Page 141 - Economy is a distributive virtue, and consists not in saving, but in selection. Parsimony requires no providence, no sagacity, no powers of combination, no comparison, no judgment. Mere instinct, and that not an instinct of the noblest kind, may produce this false economy in perfection. The other economy has larger views.

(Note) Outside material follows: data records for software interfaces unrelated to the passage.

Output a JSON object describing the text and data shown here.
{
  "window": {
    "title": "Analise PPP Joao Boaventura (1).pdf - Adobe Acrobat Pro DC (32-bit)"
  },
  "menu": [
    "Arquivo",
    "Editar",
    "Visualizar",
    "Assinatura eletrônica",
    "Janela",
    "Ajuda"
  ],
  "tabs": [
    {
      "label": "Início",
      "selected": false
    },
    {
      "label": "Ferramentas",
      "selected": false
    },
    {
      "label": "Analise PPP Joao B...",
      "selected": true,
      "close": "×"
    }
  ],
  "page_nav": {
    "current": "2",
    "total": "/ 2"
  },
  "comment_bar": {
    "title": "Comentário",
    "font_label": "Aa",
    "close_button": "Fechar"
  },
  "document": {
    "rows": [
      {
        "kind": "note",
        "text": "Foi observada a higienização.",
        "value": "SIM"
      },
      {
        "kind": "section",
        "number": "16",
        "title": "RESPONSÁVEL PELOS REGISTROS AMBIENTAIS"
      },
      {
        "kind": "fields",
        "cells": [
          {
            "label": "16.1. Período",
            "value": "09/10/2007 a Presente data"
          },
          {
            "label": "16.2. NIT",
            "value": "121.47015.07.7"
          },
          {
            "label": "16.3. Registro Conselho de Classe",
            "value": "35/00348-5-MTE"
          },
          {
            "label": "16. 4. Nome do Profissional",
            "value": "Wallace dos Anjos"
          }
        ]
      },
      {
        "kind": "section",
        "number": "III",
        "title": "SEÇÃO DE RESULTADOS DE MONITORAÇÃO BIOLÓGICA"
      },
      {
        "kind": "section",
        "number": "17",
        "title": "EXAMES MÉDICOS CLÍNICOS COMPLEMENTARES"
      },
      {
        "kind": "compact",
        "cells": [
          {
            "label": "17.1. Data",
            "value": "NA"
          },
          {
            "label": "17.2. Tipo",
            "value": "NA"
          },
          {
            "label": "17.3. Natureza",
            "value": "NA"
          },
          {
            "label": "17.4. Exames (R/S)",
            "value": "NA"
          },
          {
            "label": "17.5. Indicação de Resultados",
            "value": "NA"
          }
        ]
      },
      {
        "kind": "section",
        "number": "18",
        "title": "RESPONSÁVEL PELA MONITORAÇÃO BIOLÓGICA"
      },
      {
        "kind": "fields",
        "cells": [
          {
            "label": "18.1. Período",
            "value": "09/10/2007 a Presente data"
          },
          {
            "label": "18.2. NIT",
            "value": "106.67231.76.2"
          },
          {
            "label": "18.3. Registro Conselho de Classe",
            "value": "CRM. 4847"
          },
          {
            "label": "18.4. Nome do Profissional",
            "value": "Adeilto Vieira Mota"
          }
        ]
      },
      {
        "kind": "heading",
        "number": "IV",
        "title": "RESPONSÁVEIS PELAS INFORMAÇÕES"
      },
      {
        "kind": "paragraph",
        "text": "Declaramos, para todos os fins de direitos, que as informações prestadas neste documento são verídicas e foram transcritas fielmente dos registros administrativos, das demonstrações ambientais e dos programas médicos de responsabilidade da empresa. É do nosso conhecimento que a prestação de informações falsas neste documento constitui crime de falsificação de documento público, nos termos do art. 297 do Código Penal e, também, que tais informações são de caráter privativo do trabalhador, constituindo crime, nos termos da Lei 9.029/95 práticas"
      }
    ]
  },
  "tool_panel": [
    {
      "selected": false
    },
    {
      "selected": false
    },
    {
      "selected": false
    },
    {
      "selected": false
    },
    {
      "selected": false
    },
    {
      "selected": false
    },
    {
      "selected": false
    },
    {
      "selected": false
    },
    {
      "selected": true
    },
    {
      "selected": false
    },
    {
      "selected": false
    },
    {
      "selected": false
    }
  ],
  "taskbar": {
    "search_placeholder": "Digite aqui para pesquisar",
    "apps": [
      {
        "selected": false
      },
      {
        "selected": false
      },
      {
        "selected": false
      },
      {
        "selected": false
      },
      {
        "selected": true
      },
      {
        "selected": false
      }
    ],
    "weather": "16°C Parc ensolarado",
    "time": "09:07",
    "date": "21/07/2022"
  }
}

It demands a discriminating judgment, and a firm, sagacious mind.
Page 28 - A table richly spread, in regal mode, With dishes piled, and meats of noblest sort And savour, beasts of chase, or fowl of game, In pastry built, or from the spit, or boiled, Gris-amber-steamed ; all fish from sea or shore, Freshet, or purling brook, of shell or fin, And exquisitest name, for which was drained Pontus, and Lucrine Bay, and Afric coast.
Page 56 - Distrust the condiment that bites so soon; But deem it not, thou man of herbs, a fault To add a double quantity of salt; Four times the spoon with oil of Lucca crown, And twice with vinegar procured from town; And lastly o'er the flavoured compound toss A magic soupcon of anchovy sauce.
Page 11 - Here woman reigns ; the mother, daughter, wife, Strew with fresh flowers the narrow way of life ; In the clear heaven of her delightful eye, An angel-guard of loves and graces lie ; Around her knees domestic duties meet, And fireside pleasures gambol at her feet.
Page 75 - If it were so that our fathers or the goodman of the house had within seven years after his marriage purchased a mattress or flock-bed, and thereto a sack of chaff to rest his head upon, he thought himself to be as well lodged as the lord of the town, that peradventure lay seldom in a bed of down or whole feathers, so well were they contented and with such base kind of furniture.